Peter Robinson has asked for an inquiry into the affair
Northern Ireland's first minister should be given the chance to clear his name, the secretary of state has said.
Shaun Woodward said Peter Robinson "fiercely resisted" allegations of financial wrongdoing and had asked officials to investigate the matter.
"I think we have to allow that to happen," Mr Woodward said.
A BBC programme has said Mr Robinson did not tell the authorities his wife Iris had not registered £50,000 she obtained from two property developers.
The Spotlight programme said she obtained the money from two property developers, which was paid to her 19-year-old lover to help him launch a cafe.
It said DUP leader Mr Robinson knew about her financial dealings but did not tell the proper authorities despite being being obliged by the ministerial code to act in the public interest at all times.
'Issue of trust'
The financial allegations follow a public admission by Mr Robinson that his wife had attempted suicide after her affair.
Mr Woodward said the matter had been a "personal crisis and a personal tragedy" for the Robinson family, but politicians were entitled to a private life.
The secretary of state also said Mr Robinson had been "a pivotal figure" in the process of devolution in Northern Ireland.
Asked whether public faith in him may have been irreparably damaged, he said: "Trust is of course the essential commodity - whether it's in a political process or indeed in building the original peace process.
"There are no doubts about this that during this extraordinary turn of events the issue of trust does get placed out there into the fore.
"But I think we have all got to be conscious that the [devolution] process is bigger than any one man."
Earlier, senior DUP member Gregory Campbell said his party leader should be given a week to prove that he did not breach any rules.
He added: "Peter himself has asked for a week to resolve those issues, respond to them and refute them."
However, Reverend David McIlveen, a Free Presbyterian minister who is a close friend of former DUP leader Ian Paisley, said he believed Mr Robinson should consider stepping down temporarily.
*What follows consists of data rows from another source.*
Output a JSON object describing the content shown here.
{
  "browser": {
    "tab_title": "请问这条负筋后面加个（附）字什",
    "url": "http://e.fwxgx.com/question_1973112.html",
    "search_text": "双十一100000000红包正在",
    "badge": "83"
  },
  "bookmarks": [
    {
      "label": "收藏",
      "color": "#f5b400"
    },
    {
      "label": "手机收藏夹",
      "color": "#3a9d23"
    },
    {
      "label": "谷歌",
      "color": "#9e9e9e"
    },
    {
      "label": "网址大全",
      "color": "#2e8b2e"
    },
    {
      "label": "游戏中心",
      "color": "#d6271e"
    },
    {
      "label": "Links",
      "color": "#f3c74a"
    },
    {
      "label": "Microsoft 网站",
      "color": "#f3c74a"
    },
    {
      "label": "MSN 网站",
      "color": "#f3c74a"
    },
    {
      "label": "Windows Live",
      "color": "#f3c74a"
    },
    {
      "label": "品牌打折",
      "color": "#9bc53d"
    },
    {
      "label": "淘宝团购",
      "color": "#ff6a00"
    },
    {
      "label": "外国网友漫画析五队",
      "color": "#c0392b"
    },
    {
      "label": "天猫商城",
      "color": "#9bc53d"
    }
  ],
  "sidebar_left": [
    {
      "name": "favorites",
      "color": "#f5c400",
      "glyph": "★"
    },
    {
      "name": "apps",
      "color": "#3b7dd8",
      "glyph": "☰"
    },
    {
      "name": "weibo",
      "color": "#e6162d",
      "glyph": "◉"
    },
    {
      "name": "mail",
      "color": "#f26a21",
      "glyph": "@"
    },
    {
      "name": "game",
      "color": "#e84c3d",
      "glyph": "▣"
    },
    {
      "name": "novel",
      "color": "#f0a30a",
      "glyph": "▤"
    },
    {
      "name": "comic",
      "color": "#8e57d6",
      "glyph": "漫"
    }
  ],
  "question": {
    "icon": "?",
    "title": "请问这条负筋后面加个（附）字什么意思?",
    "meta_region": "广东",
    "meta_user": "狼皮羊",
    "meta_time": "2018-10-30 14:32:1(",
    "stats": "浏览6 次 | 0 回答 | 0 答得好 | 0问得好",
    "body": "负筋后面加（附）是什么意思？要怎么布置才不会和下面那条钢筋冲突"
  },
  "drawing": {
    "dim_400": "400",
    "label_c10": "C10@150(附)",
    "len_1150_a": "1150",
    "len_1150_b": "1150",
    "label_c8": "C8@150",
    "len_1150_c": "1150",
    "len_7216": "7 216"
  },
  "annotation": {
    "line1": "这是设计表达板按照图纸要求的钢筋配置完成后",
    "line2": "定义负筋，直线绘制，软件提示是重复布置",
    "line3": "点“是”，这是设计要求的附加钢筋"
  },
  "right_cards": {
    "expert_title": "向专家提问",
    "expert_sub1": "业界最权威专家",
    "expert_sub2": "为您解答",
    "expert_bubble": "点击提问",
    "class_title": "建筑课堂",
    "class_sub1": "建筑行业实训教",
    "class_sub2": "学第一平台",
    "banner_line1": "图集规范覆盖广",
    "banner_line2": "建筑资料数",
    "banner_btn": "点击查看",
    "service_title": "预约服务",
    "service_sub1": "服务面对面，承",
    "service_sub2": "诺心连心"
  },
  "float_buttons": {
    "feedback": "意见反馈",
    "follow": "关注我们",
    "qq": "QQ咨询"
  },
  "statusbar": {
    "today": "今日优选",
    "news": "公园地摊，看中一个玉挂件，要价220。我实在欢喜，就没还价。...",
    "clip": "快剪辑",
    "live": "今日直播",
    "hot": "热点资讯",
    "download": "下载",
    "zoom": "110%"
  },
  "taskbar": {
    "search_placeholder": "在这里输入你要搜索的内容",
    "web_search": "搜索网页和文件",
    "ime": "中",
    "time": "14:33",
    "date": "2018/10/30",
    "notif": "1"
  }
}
"I do believe that his position is becoming increasingly untenable," he said.
"He has a major problem with regard to solving his own family difficulties, and I personally cannot take the view that a person's private life does not affect their public life.
"Judgements that we make in private will undoubtedly influence our judgements in public."
In an interview on Friday, Mr Robinson said he had asked officials at the Office of the First and Deputy First Minister to set up an investigation into his conduct.
"I don't believe that I have done anything wrong. I have acted properly at all times. I have subjected myself to investigation. I am prepared publicly to allow the outcome of that investigation to be known," he said.
"I am prepared to act in accordance with the outcome of that investigation and I believe that the public, who are fair in these matters, will be prepared to have me judged by a thorough investigation and legal opinion being given to us, rather than the smear and innuendo of the press."
However he added that he would "not be slow" in taking a decision if the investigation found that he should have acted differently.